The Air Quality (Domestic Solid Fuels Standards) (England) Regulations 2020 is now in place. We look at the regulations in more detail to help answer some of the more common questions.
It is worth noting that these regulations only apply to England, with consultations and plans being made in Scotland, Wales and Northern Ireland. The regulations also apply only to domestic premises. “Domestic premises” means premises that are used wholly or mainly as a private dwelling, including boats designed or adapted for use solely as a place of permanent habitation.
From 1st May, you can only supply or sell wood fuel in volumes of less than 2 cubic metres if it is certified as ‘Ready to Burn’. This confirms it has a moisture content of 20% or less.
The Ready to Burn certification scheme applies to:
- firewood in single retail bags

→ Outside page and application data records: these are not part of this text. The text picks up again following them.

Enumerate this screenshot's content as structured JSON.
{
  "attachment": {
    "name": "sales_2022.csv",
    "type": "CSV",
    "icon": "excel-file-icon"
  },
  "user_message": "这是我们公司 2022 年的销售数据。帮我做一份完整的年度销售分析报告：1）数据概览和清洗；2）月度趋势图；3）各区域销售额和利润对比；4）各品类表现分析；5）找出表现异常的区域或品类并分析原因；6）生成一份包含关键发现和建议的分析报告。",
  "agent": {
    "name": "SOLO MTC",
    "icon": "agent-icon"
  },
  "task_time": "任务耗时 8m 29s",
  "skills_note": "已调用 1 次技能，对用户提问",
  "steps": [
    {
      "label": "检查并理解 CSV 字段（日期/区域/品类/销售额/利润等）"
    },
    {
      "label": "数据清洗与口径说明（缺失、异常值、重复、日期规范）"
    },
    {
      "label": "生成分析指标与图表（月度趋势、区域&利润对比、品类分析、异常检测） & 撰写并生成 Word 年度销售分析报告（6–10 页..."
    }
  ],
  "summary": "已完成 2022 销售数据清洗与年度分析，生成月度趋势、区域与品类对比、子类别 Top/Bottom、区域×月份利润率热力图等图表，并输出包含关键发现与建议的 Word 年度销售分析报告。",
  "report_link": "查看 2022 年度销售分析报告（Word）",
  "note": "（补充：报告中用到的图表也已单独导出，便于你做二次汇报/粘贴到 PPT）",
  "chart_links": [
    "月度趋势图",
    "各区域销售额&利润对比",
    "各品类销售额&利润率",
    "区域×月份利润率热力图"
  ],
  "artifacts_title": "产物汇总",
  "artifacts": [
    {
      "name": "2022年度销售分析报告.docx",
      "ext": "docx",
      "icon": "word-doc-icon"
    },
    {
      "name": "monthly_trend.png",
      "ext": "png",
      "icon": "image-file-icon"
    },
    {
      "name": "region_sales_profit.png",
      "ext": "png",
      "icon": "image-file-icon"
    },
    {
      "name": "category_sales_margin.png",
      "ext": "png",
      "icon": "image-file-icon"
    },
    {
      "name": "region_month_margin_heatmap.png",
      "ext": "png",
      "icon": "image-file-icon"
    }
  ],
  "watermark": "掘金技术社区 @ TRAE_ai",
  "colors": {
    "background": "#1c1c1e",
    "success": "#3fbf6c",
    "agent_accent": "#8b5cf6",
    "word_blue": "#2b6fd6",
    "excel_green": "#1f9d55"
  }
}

- firewood supplied as a bulk delivery in loose volumes of less than 2 cubic metres
- wood briquettes in single retail bags
- wood briquettes supplied as a bulk delivery in loose volumes of less than 2 cubic metres
Small Scale Production
Small-scale wood producers who supplied less than 600 cubic metres of wood between 1 May 2020 and 30 April 2021 have until 1 May 2022 to comply with the new Ready to Burn certification scheme. Contact us to express your interest in finding out more if you fall into this category of wood production.
Sales over 2 cubic metres
You do not need to get wood fuel sales of 2 cubic metres or more certified. You can include a note when you deliver the wood to explain it is dry. Suppliers who sell wood in volumes of 2 cubic metres or more must provide customers with this notice that explains how to dry, store and check the moisture of the wood before it is used, even if the wood is below 20% moisture content. This also applies to small-scale wood producers.
Sellers and retailers: storing and labelling
Wood certified as Ready to Burn has a guaranteed moisture content of 20% or less.
You must make sure you store the wood properly, so that you do not sell it to customers damaged or wet. You can do this by storing the wood indoors, off the ground or undercover. We have a handy video with some tips on storage with some additional guidance on the Ready to Burn website.
Rotate stock so that older stock is used up first.
The wood must be correctly labelled when it is sold to third-party sellers and final customers. You must make sure the following details are either attached to the wood packaging, displayed alongside it on the shelf or next to the price:
- approved ‘Ready to Burn’ logo
- supplier’s company name
- unique certification number
You can check the supplier’s details and certification number through the ‘Find a Supplier’ search. Contact your supplier to ask about their certification mark and permission to use it.
If you sell online, make sure the logo for each fuel is displayed on the section of the webpage where the fuel is advertised.
A common question we have been getting relates to enforcement. This is covered under Part 6 of the new Regulations and identifies local authorities as the body responsible for enforcement of the Regulations. For the purposes of the regulation, “local authority” means—
- the Common Council for the City of London;
- London Borough Council;
- the Council of the Isles of Scilly;
- a county council;
- a district council for an area in which there is no county council.
There are a number of measures available for the local authority to assist in enforcing the regulations, such as:
- enter a supplier’s premises at any reasonable time;
- inspect a supplier’s goods;
- make test purchases of a supplier’s goods;
- require a supplier to produce documents or to provide information;
- question a supplier or officers or employees of a supplier.
Additionally, compliance checks can be undertaken. An enforcement officer may check:
- small bags of wood are sold with the Ready to Burn logo, certification number and supplier or manufacturer details displayed correctly
- certification details against the certification list
- correct information on drying is provided to customers for wood fuel volumes of 2 cubic metres or more
- sales records (including sales to third-party retailers)
- how you’re storing wood (so that you aren’t selling it to customers damaged or wet)
- delivery records to households within smoke control areas
You could be fined if:
- you sell unauthorised fuel
- you’ve stored fuel so it has a moisture content of more than 20%
- the fuel does not have the ‘Ready to Burn’ logo or is not labelled correctly
You could get a:
- £300 fixed penalty fine issued by your local authority
- fine of more than £300 depending on the severity of the offence issued by the courts
Woodsure is the only approved wood certification body appointed by Defra. Hundreds of wood producers are already certified as Ready to Burn, with hundreds more progressing through the certification process. Find your supplier using the postcode search, or verify suppliers using the WS reference code in the business checking facility.
Both HETAS and Woodsure are working with Local Authorities across England to clarify the legislation, providing newsletters, webinars and workshops.
The full legislation is available to view on the .gov website.